WHAT THIS TASK INVOLVES – This exercise needs the complete data reproduced exactly.

DATA SUPPLIED –
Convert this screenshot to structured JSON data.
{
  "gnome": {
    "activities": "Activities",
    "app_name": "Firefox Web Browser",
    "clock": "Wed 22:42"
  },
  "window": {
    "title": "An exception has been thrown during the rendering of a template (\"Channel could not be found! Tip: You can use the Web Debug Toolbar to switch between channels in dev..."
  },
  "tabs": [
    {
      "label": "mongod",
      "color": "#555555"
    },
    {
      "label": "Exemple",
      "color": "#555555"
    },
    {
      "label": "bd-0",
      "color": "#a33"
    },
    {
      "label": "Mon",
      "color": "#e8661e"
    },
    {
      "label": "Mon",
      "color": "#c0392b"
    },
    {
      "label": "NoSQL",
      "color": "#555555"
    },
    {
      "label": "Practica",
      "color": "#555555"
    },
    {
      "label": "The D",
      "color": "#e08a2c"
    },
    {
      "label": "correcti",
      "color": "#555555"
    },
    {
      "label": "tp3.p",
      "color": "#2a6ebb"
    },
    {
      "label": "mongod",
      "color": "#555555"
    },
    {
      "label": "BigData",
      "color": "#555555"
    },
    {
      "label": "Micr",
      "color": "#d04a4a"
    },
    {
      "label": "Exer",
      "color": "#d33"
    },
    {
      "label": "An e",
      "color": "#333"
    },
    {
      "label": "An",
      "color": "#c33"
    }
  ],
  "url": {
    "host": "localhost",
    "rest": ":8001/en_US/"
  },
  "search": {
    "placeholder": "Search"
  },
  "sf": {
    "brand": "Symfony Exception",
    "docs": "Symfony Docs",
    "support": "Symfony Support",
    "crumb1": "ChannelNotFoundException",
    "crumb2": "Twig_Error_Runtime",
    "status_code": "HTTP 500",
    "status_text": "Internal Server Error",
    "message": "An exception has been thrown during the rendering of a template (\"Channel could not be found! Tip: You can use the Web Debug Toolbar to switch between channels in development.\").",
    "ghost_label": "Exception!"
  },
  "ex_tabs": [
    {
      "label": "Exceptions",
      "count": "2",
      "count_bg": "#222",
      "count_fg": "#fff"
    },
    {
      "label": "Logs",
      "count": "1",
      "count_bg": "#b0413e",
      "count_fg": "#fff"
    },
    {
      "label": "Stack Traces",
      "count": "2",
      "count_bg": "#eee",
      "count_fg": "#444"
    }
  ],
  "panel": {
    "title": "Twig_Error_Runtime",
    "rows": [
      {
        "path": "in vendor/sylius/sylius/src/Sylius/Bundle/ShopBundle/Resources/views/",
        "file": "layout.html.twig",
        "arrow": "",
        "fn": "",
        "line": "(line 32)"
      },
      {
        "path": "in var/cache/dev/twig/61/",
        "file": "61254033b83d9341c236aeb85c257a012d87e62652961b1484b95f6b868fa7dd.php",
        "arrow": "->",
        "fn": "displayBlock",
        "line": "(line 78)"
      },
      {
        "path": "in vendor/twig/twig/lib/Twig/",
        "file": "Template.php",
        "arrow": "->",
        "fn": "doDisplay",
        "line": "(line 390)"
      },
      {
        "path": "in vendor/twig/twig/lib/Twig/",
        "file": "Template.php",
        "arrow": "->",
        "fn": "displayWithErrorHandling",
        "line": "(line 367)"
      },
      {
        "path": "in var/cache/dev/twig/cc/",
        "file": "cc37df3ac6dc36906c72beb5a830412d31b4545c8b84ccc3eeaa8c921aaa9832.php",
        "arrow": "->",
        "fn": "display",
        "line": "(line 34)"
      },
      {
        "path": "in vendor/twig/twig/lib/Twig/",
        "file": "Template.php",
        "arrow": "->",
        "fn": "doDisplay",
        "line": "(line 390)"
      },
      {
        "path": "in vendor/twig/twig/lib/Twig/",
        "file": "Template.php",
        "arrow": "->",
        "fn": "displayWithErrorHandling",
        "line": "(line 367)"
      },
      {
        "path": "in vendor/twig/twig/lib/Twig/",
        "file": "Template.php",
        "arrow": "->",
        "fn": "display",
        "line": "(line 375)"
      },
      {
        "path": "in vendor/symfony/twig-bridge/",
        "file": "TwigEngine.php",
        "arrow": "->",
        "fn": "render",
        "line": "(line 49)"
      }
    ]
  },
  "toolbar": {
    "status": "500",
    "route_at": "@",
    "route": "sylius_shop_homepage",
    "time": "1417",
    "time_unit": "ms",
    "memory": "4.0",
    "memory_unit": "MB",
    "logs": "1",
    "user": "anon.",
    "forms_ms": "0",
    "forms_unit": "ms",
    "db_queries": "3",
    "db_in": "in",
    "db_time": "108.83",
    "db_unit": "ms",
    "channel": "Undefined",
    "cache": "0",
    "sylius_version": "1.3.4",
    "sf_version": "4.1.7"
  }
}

RESULT FOR THIS TASK –
Convert this screenshot to structured JSON data.
{
  "gnome": {
    "activities": "Activities",
    "app_name": "Firefox Web Browser",
    "clock": "Wed 22:42"
  },
  "window": {
    "title": "An exception has been thrown during the rendering of a template (\"Channel could not be found! Tip: You can use the Web Debug Toolbar to switch between channels in dev..."
  },
  "tabs": [
    {
      "label": "mongod",
      "color": "#555555"
    },
    {
      "label": "Exemple",
      "color": "#555555"
    },
    {
      "label": "bd-0",
      "color": "#a33"
    },
    {
      "label": "Mon",
      "color": "#e8661e"
    },
    {
      "label": "Mon",
      "color": "#c0392b"
    },
    {
      "label": "NoSQL",
      "color": "#555555"
    },
    {
      "label": "Practica",
      "color": "#555555"
    },
    {
      "label": "The D",
      "color": "#e08a2c"
    },
    {
      "label": "correcti",
      "color": "#555555"
    },
    {
      "label": "tp3.p",
      "color": "#2a6ebb"
    },
    {
      "label": "mongod",
      "color": "#555555"
    },
    {
      "label": "BigData",
      "color": "#555555"
    },
    {
      "label": "Micr",
      "color": "#d04a4a"
    },
    {
      "label": "Exer",
      "color": "#d33"
    },
    {
      "label": "An e",
      "color": "#333"
    },
    {
      "label": "An",
      "color": "#c33"
    }
  ],
  "url": {
    "host": "localhost",
    "rest": ":8001/en_US/"
  },
  "search": {
    "placeholder": "Search"
  },
  "sf": {
    "brand": "Symfony Exception",
    "docs": "Symfony Docs",
    "support": "Symfony Support",
    "crumb1": "ChannelNotFoundException",
    "crumb2": "Twig_Error_Runtime",
    "status_code": "HTTP 500",
    "status_text": "Internal Server Error",
    "message": "An exception has been thrown during the rendering of a template (\"Channel could not be found! Tip: You can use the Web Debug Toolbar to switch between channels in development.\").",
    "ghost_label": "Exception!"
  },
  "ex_tabs": [
    {
      "label": "Exceptions",
      "count": "2",
      "count_bg": "#222",
      "count_fg": "#fff"
    },
    {
      "label": "Logs",
      "count": "1",
      "count_bg": "#b0413e",
      "count_fg": "#fff"
    },
    {
      "label": "Stack Traces",
      "count": "2",
      "count_bg": "#eee",
      "count_fg": "#444"
    }
  ],
  "panel": {
    "title": "Twig_Error_Runtime",
    "rows": [
      {
        "path": "in vendor/sylius/sylius/src/Sylius/Bundle/ShopBundle/Resources/views/",
        "file": "layout.html.twig",
        "arrow": "",
        "fn": "",
        "line": "(line 32)"
      },
      {
        "path": "in var/cache/dev/twig/61/",
        "file": "61254033b83d9341c236aeb85c257a012d87e62652961b1484b95f6b868fa7dd.php",
        "arrow": "->",
        "fn": "displayBlock",
        "line": "(line 78)"
      },
      {
        "path": "in vendor/twig/twig/lib/Twig/",
        "file": "Template.php",
        "arrow": "->",
        "fn": "doDisplay",
        "line": "(line 390)"
      },
      {
        "path": "in vendor/twig/twig/lib/Twig/",
        "file": "Template.php",
        "arrow": "->",
        "fn": "displayWithErrorHandling",
        "line": "(line 367)"
      },
      {
        "path": "in var/cache/dev/twig/cc/",
        "file": "cc37df3ac6dc36906c72beb5a830412d31b4545c8b84ccc3eeaa8c921aaa9832.php",
        "arrow": "->",
        "fn": "display",
        "line": "(line 34)"
      },
      {
        "path": "in vendor/twig/twig/lib/Twig/",
        "file": "Template.php",
        "arrow": "->",
        "fn": "doDisplay",
        "line": "(line 390)"
      },
      {
        "path": "in vendor/twig/twig/lib/Twig/",
        "file": "Template.php",
        "arrow": "->",
        "fn": "displayWithErrorHandling",
        "line": "(line 367)"
      },
      {
        "path": "in vendor/twig/twig/lib/Twig/",
        "file": "Template.php",
        "arrow": "->",
        "fn": "display",
        "line": "(line 375)"
      },
      {
        "path": "in vendor/symfony/twig-bridge/",
        "file": "TwigEngine.php",
        "arrow": "->",
        "fn": "render",
        "line": "(line 49)"
      }
    ]
  },
  "toolbar": {
    "status": "500",
    "route_at": "@",
    "route": "sylius_shop_homepage",
    "time": "1417",
    "time_unit": "ms",
    "memory": "4.0",
    "memory_unit": "MB",
    "logs": "1",
    "user": "anon.",
    "forms_ms": "0",
    "forms_unit": "ms",
    "db_queries": "3",
    "db_in": "in",
    "db_time": "108.83",
    "db_unit": "ms",
    "channel": "Undefined",
    "cache": "0",
    "sylius_version": "1.3.4",
    "sf_version": "4.1.7"
  }
}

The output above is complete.